“I can’t believe this to be the true Russia,” I said. “Petrograd is not the true Russia. I don’t believe that there is a true Russia.”
“Well, there you are,” he continued eagerly. “No true Russia! Quite so. Very observant. But we have to pretend there is, and that’s what you foreigners are always forgetting. The Russian is an individualist—give him freedom and he’ll lose all sense of his companions. He will pursue his own idea. Myself and my party are here to prevent him from pursuing his own idea, for the good of himself and his country. He may be discontented, he may grumble, but he doesn’t realise his luck. Give him his freedom, and in six months you’ll see Russia back in the Middle Ages.”
“And another six months?” I asked.
“The Stone Age.”
“Ah,” he said, smiling, “you ask me too much, Mr. Durward.

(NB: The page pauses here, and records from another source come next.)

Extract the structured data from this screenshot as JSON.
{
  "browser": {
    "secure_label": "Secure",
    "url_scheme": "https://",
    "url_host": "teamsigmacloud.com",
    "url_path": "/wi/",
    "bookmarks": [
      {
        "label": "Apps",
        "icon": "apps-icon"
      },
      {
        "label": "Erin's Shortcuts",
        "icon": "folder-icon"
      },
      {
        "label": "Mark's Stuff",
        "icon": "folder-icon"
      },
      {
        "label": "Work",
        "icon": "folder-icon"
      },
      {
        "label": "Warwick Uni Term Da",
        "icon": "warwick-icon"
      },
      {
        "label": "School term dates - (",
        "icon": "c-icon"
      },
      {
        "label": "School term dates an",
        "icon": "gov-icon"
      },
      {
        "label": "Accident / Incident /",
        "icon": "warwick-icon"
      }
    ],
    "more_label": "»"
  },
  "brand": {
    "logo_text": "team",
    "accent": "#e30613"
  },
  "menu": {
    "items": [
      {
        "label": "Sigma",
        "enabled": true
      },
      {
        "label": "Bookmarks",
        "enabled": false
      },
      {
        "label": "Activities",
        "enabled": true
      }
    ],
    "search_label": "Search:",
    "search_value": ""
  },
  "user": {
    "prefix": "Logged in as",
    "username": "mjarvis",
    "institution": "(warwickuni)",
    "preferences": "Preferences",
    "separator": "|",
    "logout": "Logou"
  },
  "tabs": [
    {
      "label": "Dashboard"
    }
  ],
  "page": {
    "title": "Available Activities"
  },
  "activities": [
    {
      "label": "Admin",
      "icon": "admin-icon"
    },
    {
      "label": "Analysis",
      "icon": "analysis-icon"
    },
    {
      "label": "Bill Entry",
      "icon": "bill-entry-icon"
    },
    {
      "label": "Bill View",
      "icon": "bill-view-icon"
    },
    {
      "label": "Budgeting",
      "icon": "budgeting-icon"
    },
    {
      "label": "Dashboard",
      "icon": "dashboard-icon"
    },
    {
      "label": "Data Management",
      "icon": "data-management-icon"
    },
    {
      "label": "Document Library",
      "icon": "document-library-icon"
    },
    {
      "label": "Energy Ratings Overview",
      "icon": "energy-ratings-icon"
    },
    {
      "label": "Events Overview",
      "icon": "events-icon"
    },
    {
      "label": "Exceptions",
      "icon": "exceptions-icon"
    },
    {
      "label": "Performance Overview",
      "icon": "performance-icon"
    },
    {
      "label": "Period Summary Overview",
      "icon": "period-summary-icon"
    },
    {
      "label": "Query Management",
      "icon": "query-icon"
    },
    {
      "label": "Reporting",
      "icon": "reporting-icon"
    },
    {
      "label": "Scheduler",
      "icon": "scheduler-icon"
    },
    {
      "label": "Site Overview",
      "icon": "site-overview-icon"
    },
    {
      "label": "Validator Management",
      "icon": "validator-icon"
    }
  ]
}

We are speaking of our own generation.”
The curtain was up again and I was back in my other world. I cannot tell you anything of the rest of the play—I remember nothing. Only I know that I was actually living over again those awful days in the forest—the heat, the flies, the smells, the glassy sheen of the trees, the perpetual rumble of the guns, the desolate whine of the shells—and then Marie’s death, Trenchard’s sorrow, Trenchard’s death, that last view of Semyonov... and I felt that I was being made to remember it all for a purpose, as though my old friend, rich now with his wiser knowledge, was whispering to me, “All life is bound up. You cannot leave anything behind you; the past, the present, the future are one. You had pushed us away from you, but we are with you always for ever. I am your friend for ever, and Marie is your friend, and now, once more, you have to take your part in a battle, and we have come to you to share it with you. Do not be confused by history or public events or class struggle or any big names; it is the individual and the soul of the individual alone that matters. I and Marie and Vera and Nina and Markovitch—our love for you, your love for us, our courage, our self-sacrifice, our weakness, our defeat, our progress—these are the things for which life exists; it exists as a training-ground for the immortal soul....”

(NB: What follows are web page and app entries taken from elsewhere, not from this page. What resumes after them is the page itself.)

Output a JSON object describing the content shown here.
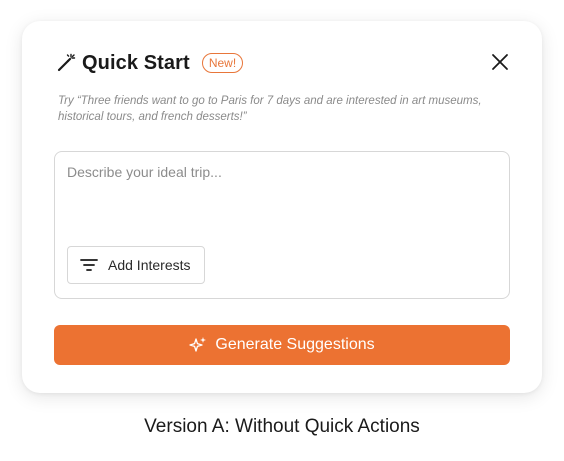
{
  "dialog": {
    "title": "Quick Start",
    "badge": "New!",
    "hint": "Try “Three friends want to go to Paris for 7 days and are interested in art museums, historical tours, and french desserts!”",
    "input": {
      "placeholder": "Describe your ideal trip...",
      "value": ""
    },
    "interests_button": {
      "label": "Add Interests",
      "icon": "filter-icon"
    },
    "generate_button": {
      "label": "Generate Suggestions",
      "icon": "sparkle-icon"
    },
    "close_icon": "close-icon",
    "title_icon": "magic-wand-icon"
  },
  "caption": "Version A: Without Quick Actions",
  "colors": {
    "accent": "#ec7232",
    "badge": "#e8763a",
    "text": "#1a1a1a",
    "muted": "#8a8a8a",
    "border": "#d7d7d7"
  }
}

With a sweep of colour the stage broke into a mist of movement. Masked and hooded figures in purple and gold and blue and red danced madly off into a forest of stinking, sodden leaves and trees as thin as tissue-paper burnt by the sun. “Oh—aye! oh—aye! oh—aye!” came from the wounded, and the dancers answered, “Tra-la-la-la! Tra-la-la-la,’” The golden screens were drawn forward, the lights were up again, and the whole theatre was stirring like a coloured paper ant heap.
Outside in the foyer I found Lawrence at my elbow.
“Go and see her,” he whispered to me, “as soon as possible! Tell her—tell her—no, tell her nothing. But see that she’s all right and let me know. See her to-morrow—early!”